Data records for software interfaces
== Segment start ==

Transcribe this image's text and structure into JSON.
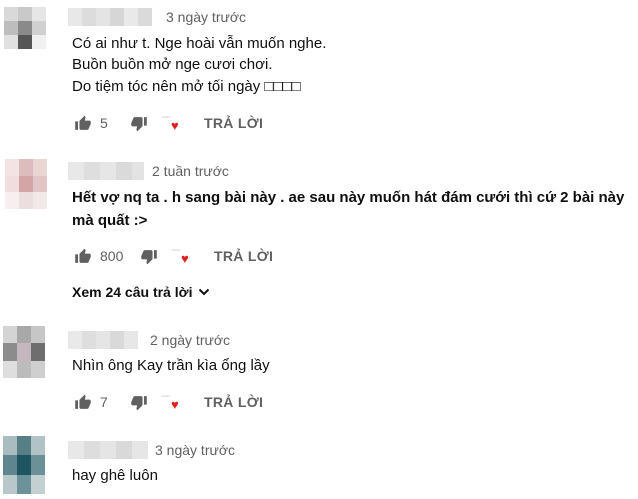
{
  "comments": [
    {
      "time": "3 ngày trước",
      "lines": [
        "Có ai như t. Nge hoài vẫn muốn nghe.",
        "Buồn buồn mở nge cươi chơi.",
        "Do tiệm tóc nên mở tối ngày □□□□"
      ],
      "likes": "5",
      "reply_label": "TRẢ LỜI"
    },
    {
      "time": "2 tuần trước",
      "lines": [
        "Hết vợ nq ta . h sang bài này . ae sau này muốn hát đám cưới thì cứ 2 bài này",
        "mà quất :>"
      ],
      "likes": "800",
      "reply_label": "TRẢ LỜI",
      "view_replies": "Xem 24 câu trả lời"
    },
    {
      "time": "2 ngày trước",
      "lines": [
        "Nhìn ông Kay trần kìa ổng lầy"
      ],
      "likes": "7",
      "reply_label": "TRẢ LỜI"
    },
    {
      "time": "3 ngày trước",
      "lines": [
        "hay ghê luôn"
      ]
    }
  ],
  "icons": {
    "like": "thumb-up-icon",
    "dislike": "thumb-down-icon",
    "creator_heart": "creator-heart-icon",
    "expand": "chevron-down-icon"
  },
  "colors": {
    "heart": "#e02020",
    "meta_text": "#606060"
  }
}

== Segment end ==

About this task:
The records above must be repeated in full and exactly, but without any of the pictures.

Result for this task:
Transcribe this image's text and structure into JSON.
{
  "comments": [
    {
      "time": "3 ngày trước",
      "lines": [
        "Có ai như t. Nge hoài vẫn muốn nghe.",
        "Buồn buồn mở nge cươi chơi.",
        "Do tiệm tóc nên mở tối ngày □□□□"
      ],
      "likes": "5",
      "reply_label": "TRẢ LỜI"
    },
    {
      "time": "2 tuần trước",
      "lines": [
        "Hết vợ nq ta . h sang bài này . ae sau này muốn hát đám cưới thì cứ 2 bài này",
        "mà quất :>"
      ],
      "likes": "800",
      "reply_label": "TRẢ LỜI",
      "view_replies": "Xem 24 câu trả lời"
    },
    {
      "time": "2 ngày trước",
      "lines": [
        "Nhìn ông Kay trần kìa ổng lầy"
      ],
      "likes": "7",
      "reply_label": "TRẢ LỜI"
    },
    {
      "time": "3 ngày trước",
      "lines": [
        "hay ghê luôn"
      ]
    }
  ],
  "icons": {
    "like": "thumb-up-icon",
    "dislike": "thumb-down-icon",
    "creator_heart": "creator-heart-icon",
    "expand": "chevron-down-icon"
  },
  "colors": {
    "heart": "#e02020",
    "meta_text": "#606060"
  }
}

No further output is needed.